## Records to process
○ ○ ○

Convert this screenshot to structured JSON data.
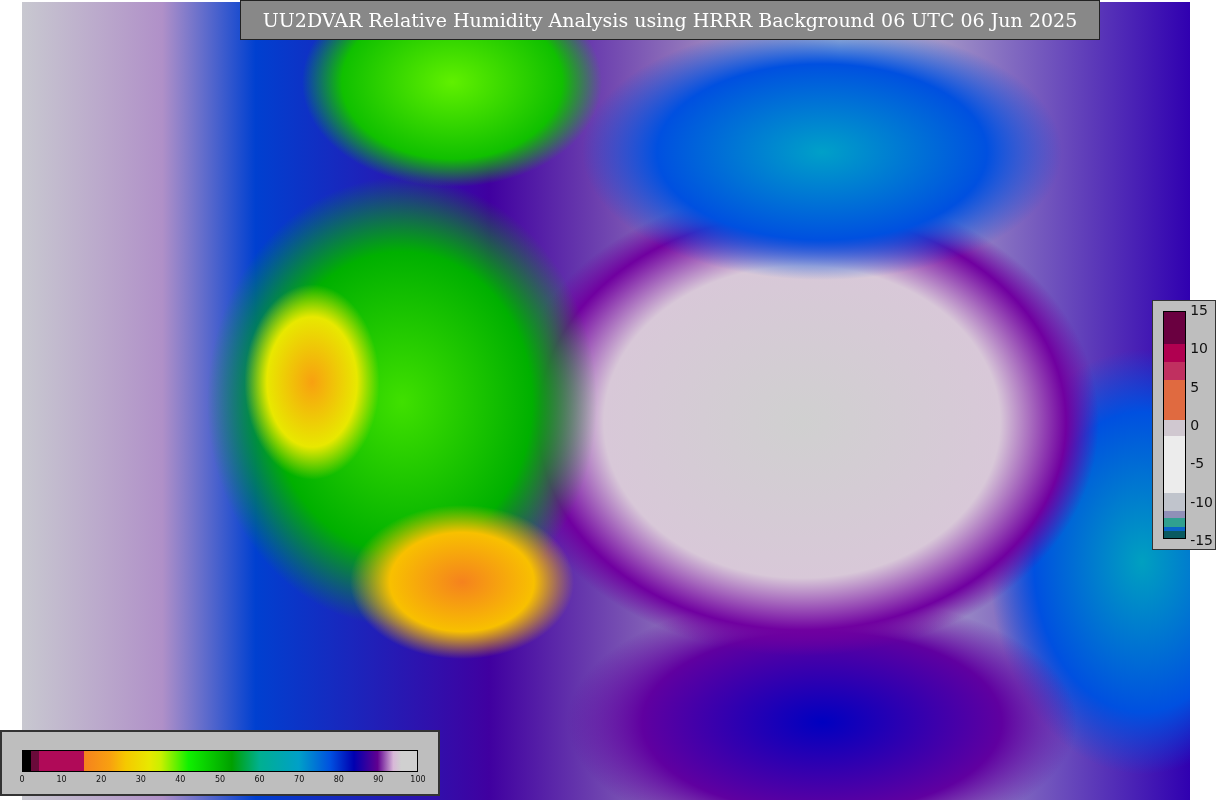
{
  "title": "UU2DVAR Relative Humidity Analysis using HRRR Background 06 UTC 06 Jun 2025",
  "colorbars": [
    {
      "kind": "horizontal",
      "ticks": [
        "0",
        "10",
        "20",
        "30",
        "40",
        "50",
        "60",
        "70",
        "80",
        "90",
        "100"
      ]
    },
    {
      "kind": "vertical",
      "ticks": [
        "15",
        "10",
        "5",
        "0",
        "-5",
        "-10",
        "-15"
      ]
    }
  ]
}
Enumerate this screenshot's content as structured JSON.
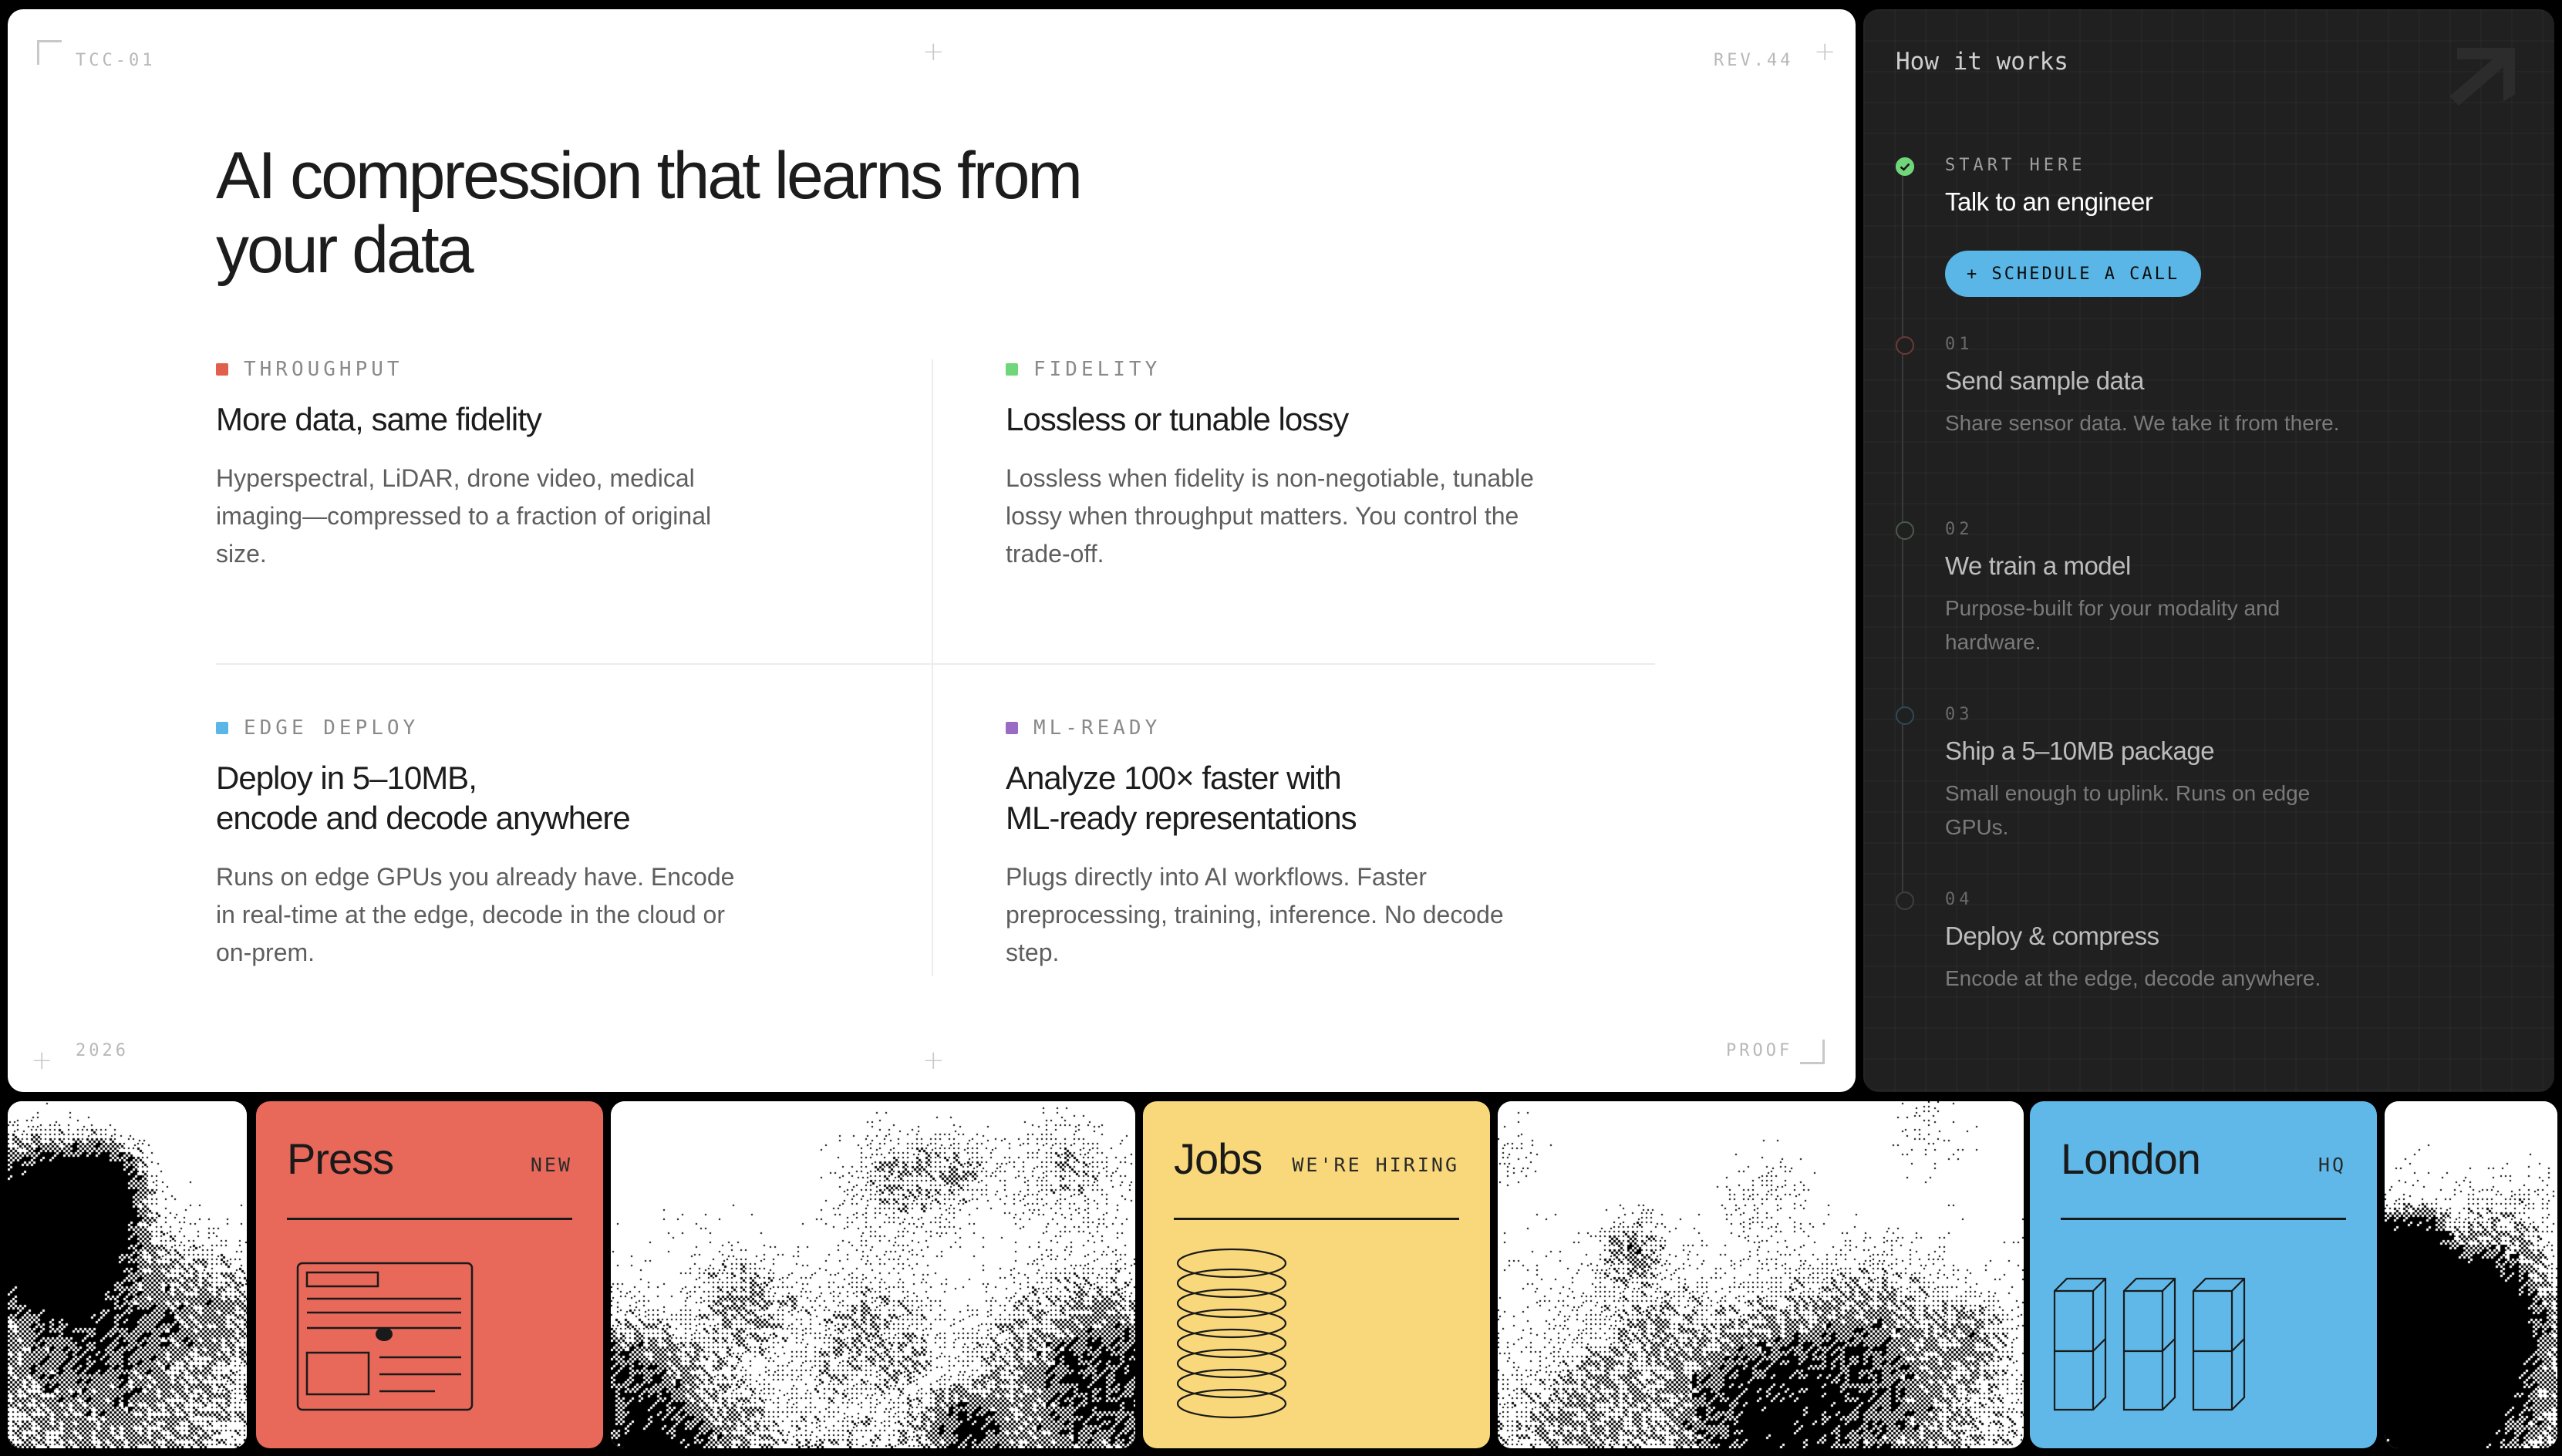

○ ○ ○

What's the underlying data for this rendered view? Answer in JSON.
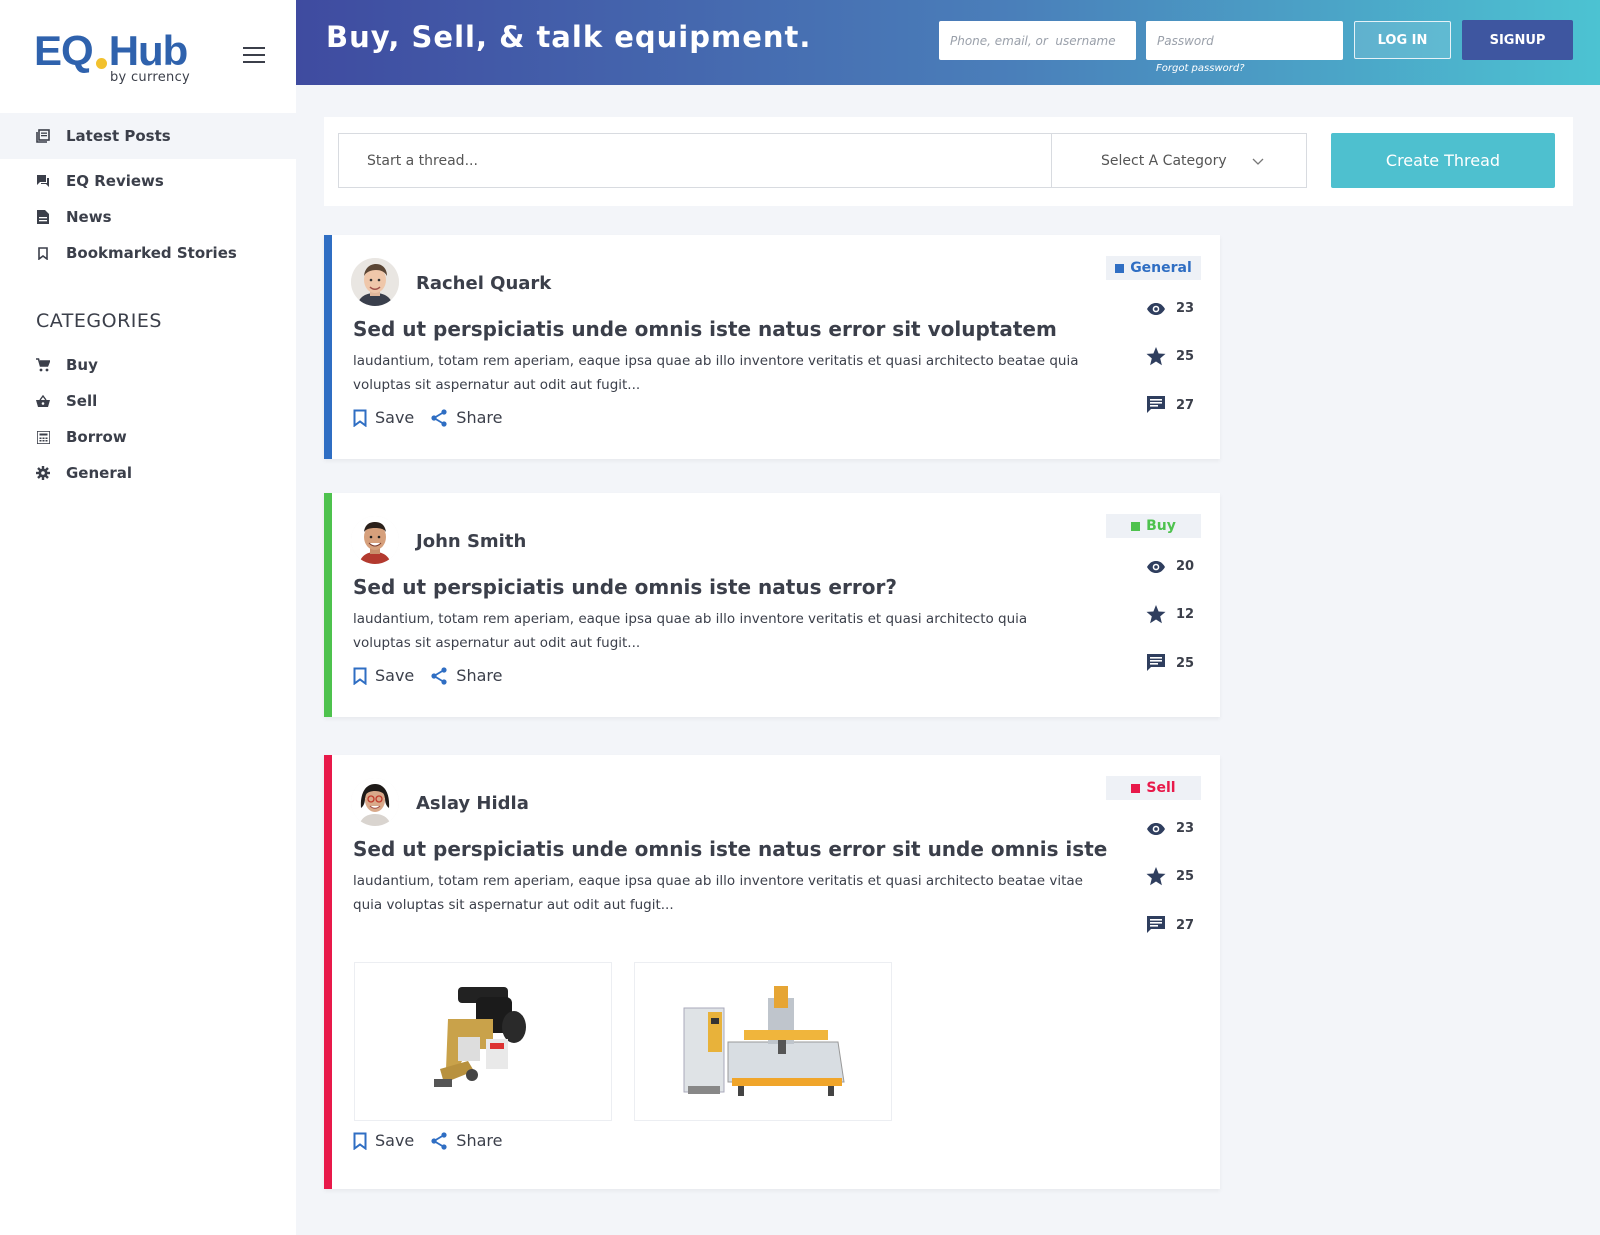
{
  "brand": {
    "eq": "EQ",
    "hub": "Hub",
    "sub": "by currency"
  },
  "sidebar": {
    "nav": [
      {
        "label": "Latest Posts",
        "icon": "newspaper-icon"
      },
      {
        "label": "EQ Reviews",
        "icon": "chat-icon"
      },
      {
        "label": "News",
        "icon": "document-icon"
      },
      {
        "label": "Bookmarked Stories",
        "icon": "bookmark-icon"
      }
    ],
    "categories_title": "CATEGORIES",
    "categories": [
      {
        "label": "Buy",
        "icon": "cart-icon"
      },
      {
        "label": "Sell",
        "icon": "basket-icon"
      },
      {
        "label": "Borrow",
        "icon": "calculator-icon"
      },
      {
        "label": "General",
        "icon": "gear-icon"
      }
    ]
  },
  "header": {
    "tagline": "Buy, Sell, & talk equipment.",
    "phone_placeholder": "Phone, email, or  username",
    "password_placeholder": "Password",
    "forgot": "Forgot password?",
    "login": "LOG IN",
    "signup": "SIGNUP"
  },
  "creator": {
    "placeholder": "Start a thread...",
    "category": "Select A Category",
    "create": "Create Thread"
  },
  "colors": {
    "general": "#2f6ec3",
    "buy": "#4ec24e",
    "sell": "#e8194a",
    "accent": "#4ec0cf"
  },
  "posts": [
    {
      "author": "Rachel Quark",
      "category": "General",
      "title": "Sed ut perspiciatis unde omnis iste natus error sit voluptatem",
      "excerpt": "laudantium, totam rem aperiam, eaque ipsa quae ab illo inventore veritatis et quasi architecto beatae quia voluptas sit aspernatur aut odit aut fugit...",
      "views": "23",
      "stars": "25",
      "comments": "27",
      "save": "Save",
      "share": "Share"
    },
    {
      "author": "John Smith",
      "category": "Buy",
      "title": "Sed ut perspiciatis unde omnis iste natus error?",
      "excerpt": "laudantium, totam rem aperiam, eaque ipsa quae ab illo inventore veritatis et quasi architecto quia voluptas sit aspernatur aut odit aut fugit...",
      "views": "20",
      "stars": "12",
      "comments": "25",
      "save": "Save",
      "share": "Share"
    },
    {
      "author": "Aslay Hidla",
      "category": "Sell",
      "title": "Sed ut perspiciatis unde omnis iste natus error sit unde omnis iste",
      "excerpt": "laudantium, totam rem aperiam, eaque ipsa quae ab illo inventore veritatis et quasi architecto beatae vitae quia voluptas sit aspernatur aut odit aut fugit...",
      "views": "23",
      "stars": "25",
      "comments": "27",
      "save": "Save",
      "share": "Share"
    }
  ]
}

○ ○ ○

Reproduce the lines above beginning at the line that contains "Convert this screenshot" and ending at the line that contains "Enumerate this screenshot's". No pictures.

## Solution
Convert this screenshot to structured JSON data.
{
  "title": "UU2DVAR Relative Humidity Analysis using HRRR Background 06 UTC 06 Jun 2025",
  "colorbars": [
    {
      "kind": "horizontal",
      "ticks": [
        "0",
        "10",
        "20",
        "30",
        "40",
        "50",
        "60",
        "70",
        "80",
        "90",
        "100"
      ]
    },
    {
      "kind": "vertical",
      "ticks": [
        "15",
        "10",
        "5",
        "0",
        "-5",
        "-10",
        "-15"
      ]
    }
  ]
}
Enumerate this screenshot's content as structured JSON.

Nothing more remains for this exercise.